Welcome to the greatest Super Bowl matchup of all time.
It doesn’t feel like it, though. At least not to me.
Where’s the controversy. The drama. The HYPE! Did I miss it?
The biggest story in the lead up to the big game was Richard Sherman, after his outburst on live TV immediately following the Seahawks’ victory over their hated rival the 49ers in the NFC Championship game. However, the whole controversy devolved into abject stupidity, at which point sanity somehow prevailed and the story fizzled.

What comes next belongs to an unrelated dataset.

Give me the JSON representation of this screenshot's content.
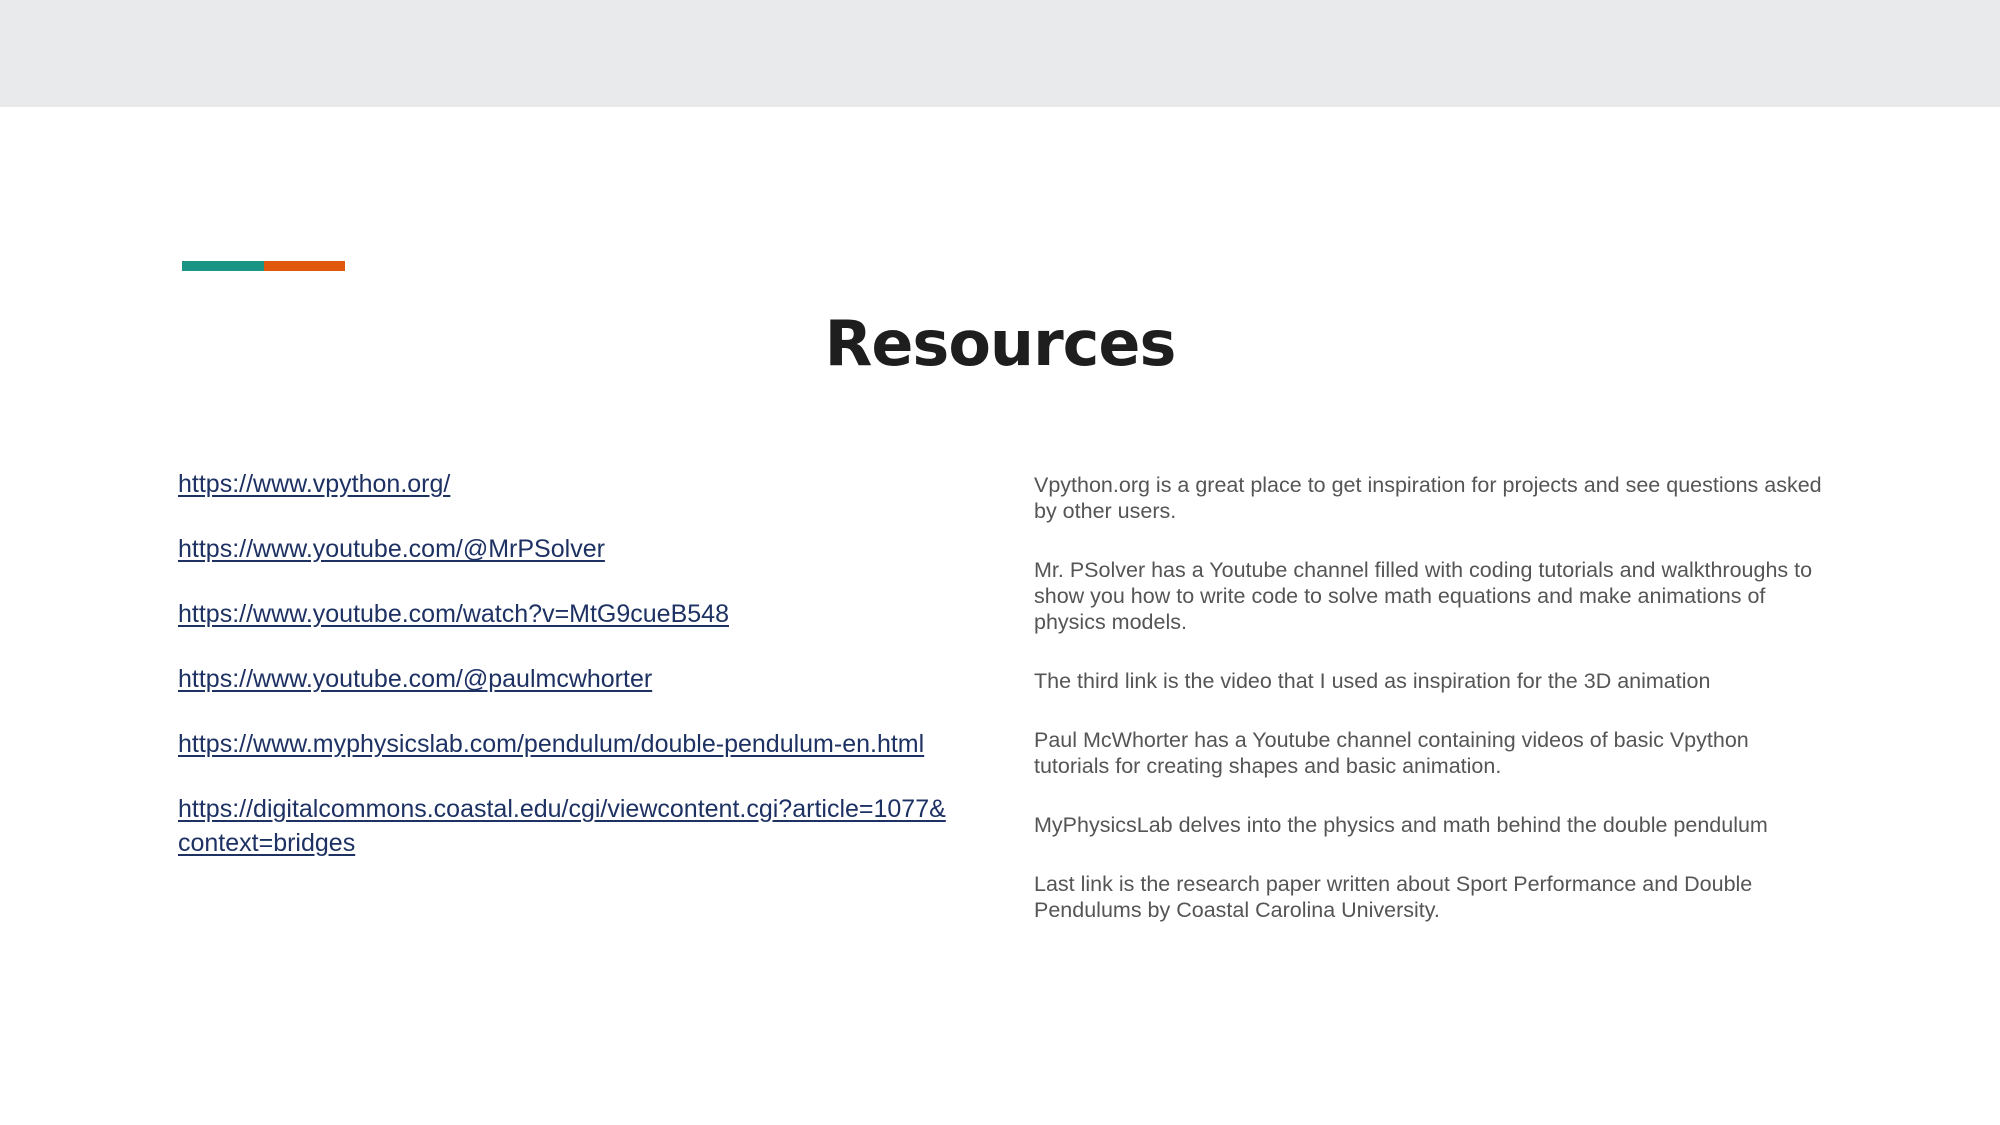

Richard Sherman is a jerk because he gave a choke sign to an opponent then yelled at a pretty, mentally-challenged girl holding a microphone but we don’t know what the other guy said about him so maybe he was justified and isn’t this criticism really just racism and Sherman isn’t really a bad guy I mean how could he be he went to Stanford and got a degree in communications and everything and you don’t know the real guy and there’s two sides to him and you really just need to get to know “Stanford Richard Sherman” because college-educated equals class and intelligence and hey did you read the column he wrote in Peterland and blah blah blah blahblahblah………………….
Oh, and Marshawn Lynch hates reporters and likes Skittles. That should describe everyone, really.
Richard Sherman is a physically-gifted, hard-working athlete. He is a very good football player. He may very well be a drug cheat, but I have no proof of that. Off the field, I don’t care a whit about what he does. On the field, he is a jerk. He is a trash-talker. He likes to show-up opponents. He likes to disrespect opponents. He represents everything that is good and bad about the game itself, and therefore everything I like and dislike about it.
That’s enough about that. It’s time to talk about the game.
NFL Championship Game
Seahawks at Broncos, Snoopy Stadium, New Joisy, USA
These two teams are really evenly-matched. Picking a winner is tough, kind of like guessing which of two Sean Bean characters would win a fight to the death. To me, it’s simple. It’s all about the QBs. No matter what kind of offence you run, no matter your team’s strengths, tendencies, talents, it all begins with the man behind center. He touches the ball on every play. He runs the show. He has to make some plays. Maybe a lot, maybe a whole lot. Russell Wilson is undeniably talented. He has a strong arm. He’s smart. He’s quick. He can make plays with his feet, scrambling, buying time, avoiding pressure, or just running with the ball. He can also make mistakes. He’s young. He most likely still hasn’t fully absorbed the magnitude of this game.
This really is Peyton Manning’s season. He has been getting ready for this game all year. He’s a machine, a cyborg, the Quarterbot 18. He’s the computer who wore cleats. Yes, the Seahawks’ defence is deep, talented, well-coached, hard-hitting, and prepared. How prepared can you be, though, against a player who is playing the game on as high a level as Peyton is now? As good as the Seahawks are, they have to react to Peyton and his offence. Peyton gives so many looks, knows so many wrinkles, has an unparalleled command of the game, sees things so well. When I’ve watched him this season, especially against New England in the AFC Championship, he looked like the only player on the field. And by that, I mean that the other players, on both teams, were merely pieces in a game he was playing by himself. He’s that locked in.
The key to the Seahawks’ chances is Russell Wilson. Seattle’s defence will do everything it can to give Wilson the chance to make the plays he needs to make to win. He won’t be up to the challenge. It’s no knock on him.
There’s no shame in not being Peyton Manning, unless you are Peyton Manning.
Oh, and I’m rooting for Champ Bailey in this one. Guy needs a ring.
Seahawks 23, Broncos 30